» **WHAT TO PRODUCE**: From the records below, copy the lines that include "details".

BEGIN SUPPLIED DATA

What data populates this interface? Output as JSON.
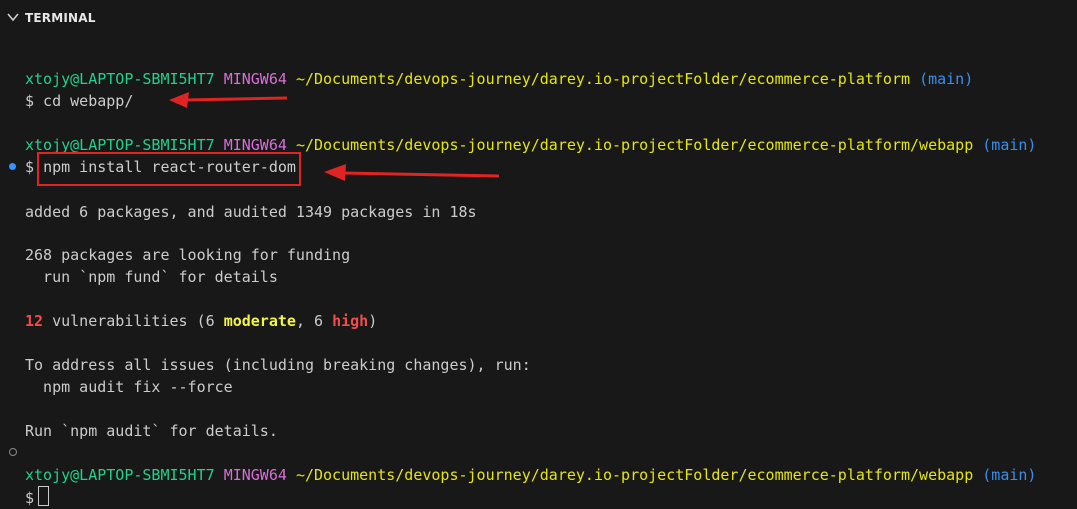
{
  "header": {
    "title": "TERMINAL",
    "icon": "chevron-down-icon"
  },
  "lines": [
    {
      "user": "xtojy@LAPTOP-SBMI5HT7",
      "msys": "MINGW64",
      "path": "~/Documents/devops-journey/darey.io-projectFolder/ecommerce-platform",
      "branch": "(main)"
    },
    {
      "text": "$ cd webapp/"
    },
    {
      "user": "xtojy@LAPTOP-SBMI5HT7",
      "msys": "MINGW64",
      "path": "~/Documents/devops-journey/darey.io-projectFolder/ecommerce-platform/webapp",
      "branch": "(main)"
    },
    {
      "prompt": "$",
      "command": "npm install react-router-dom"
    },
    {
      "text": "added 6 packages, and audited 1349 packages in 18s"
    },
    {
      "text": "268 packages are looking for funding"
    },
    {
      "text": "  run `npm fund` for details"
    },
    {
      "count": "12",
      "mid1": " vulnerabilities (6 ",
      "moderate": "moderate",
      "mid2": ", 6 ",
      "high": "high",
      "end": ")"
    },
    {
      "text": "To address all issues (including breaking changes), run:"
    },
    {
      "text": "  npm audit fix --force"
    },
    {
      "text": "Run `npm audit` for details."
    },
    {
      "user": "xtojy@LAPTOP-SBMI5HT7",
      "msys": "MINGW64",
      "path": "~/Documents/devops-journey/darey.io-projectFolder/ecommerce-platform/webapp",
      "branch": "(main)"
    },
    {
      "prompt": "$"
    }
  ],
  "colors": {
    "background": "#181818",
    "user": "#23d18b",
    "msys": "#d670d6",
    "path": "#e5e510",
    "branch": "#3b8eea",
    "annotation": "#e02424"
  }
}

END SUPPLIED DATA

» **RESULT**:
      "text": "  run `npm fund` for details"
      "text": "Run `npm audit` for details."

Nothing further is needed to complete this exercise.